ASSIGNED TASK ▸
Every entry below needs to be repeated exactly as written.

Web page and app entries ▸
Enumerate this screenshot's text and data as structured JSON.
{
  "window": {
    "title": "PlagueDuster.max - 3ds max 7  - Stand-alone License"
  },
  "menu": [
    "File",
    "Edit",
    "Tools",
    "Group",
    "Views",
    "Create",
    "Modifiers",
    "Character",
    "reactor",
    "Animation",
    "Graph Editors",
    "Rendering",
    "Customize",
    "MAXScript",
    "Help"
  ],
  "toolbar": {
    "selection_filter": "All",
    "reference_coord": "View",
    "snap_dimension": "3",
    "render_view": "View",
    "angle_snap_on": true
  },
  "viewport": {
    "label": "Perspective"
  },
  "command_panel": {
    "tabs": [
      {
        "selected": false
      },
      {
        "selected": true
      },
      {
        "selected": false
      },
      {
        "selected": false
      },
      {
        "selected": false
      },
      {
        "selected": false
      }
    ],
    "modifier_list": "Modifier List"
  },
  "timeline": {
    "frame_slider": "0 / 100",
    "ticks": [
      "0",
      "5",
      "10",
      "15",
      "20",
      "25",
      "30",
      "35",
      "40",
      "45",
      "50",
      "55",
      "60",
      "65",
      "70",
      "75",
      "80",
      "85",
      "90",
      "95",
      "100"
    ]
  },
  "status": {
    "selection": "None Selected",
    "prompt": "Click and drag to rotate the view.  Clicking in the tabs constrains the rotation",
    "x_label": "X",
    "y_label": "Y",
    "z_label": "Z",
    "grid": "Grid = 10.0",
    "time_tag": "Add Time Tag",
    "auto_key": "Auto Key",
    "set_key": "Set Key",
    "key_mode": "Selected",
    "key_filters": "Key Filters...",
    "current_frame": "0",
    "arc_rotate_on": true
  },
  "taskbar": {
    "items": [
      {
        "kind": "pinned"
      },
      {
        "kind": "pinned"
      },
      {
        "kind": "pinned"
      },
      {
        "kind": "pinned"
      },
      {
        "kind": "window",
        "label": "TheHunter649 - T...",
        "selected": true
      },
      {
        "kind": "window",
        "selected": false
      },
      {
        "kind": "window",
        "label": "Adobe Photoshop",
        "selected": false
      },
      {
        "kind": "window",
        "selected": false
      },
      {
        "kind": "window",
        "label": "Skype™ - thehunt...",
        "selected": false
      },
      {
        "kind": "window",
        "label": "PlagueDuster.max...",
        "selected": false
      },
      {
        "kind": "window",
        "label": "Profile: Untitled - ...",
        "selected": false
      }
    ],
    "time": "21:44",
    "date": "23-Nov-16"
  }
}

WRITTEN REPLY ▸
Enumerate this screenshot's text and data as structured JSON.
{
  "window": {
    "title": "PlagueDuster.max - 3ds max 7  - Stand-alone License"
  },
  "menu": [
    "File",
    "Edit",
    "Tools",
    "Group",
    "Views",
    "Create",
    "Modifiers",
    "Character",
    "reactor",
    "Animation",
    "Graph Editors",
    "Rendering",
    "Customize",
    "MAXScript",
    "Help"
  ],
  "toolbar": {
    "selection_filter": "All",
    "reference_coord": "View",
    "snap_dimension": "3",
    "render_view": "View",
    "angle_snap_on": true
  },
  "viewport": {
    "label": "Perspective"
  },
  "command_panel": {
    "tabs": [
      {
        "selected": false
      },
      {
        "selected": true
      },
      {
        "selected": false
      },
      {
        "selected": false
      },
      {
        "selected": false
      },
      {
        "selected": false
      }
    ],
    "modifier_list": "Modifier List"
  },
  "timeline": {
    "frame_slider": "0 / 100",
    "ticks": [
      "0",
      "5",
      "10",
      "15",
      "20",
      "25",
      "30",
      "35",
      "40",
      "45",
      "50",
      "55",
      "60",
      "65",
      "70",
      "75",
      "80",
      "85",
      "90",
      "95",
      "100"
    ]
  },
  "status": {
    "selection": "None Selected",
    "prompt": "Click and drag to rotate the view.  Clicking in the tabs constrains the rotation",
    "x_label": "X",
    "y_label": "Y",
    "z_label": "Z",
    "grid": "Grid = 10.0",
    "time_tag": "Add Time Tag",
    "auto_key": "Auto Key",
    "set_key": "Set Key",
    "key_mode": "Selected",
    "key_filters": "Key Filters...",
    "current_frame": "0",
    "arc_rotate_on": true
  },
  "taskbar": {
    "items": [
      {
        "kind": "pinned"
      },
      {
        "kind": "pinned"
      },
      {
        "kind": "pinned"
      },
      {
        "kind": "pinned"
      },
      {
        "kind": "window",
        "label": "TheHunter649 - T...",
        "selected": true
      },
      {
        "kind": "window",
        "selected": false
      },
      {
        "kind": "window",
        "label": "Adobe Photoshop",
        "selected": false
      },
      {
        "kind": "window",
        "selected": false
      },
      {
        "kind": "window",
        "label": "Skype™ - thehunt...",
        "selected": false
      },
      {
        "kind": "window",
        "label": "PlagueDuster.max...",
        "selected": false
      },
      {
        "kind": "window",
        "label": "Profile: Untitled - ...",
        "selected": false
      }
    ],
    "time": "21:44",
    "date": "23-Nov-16"
  }
}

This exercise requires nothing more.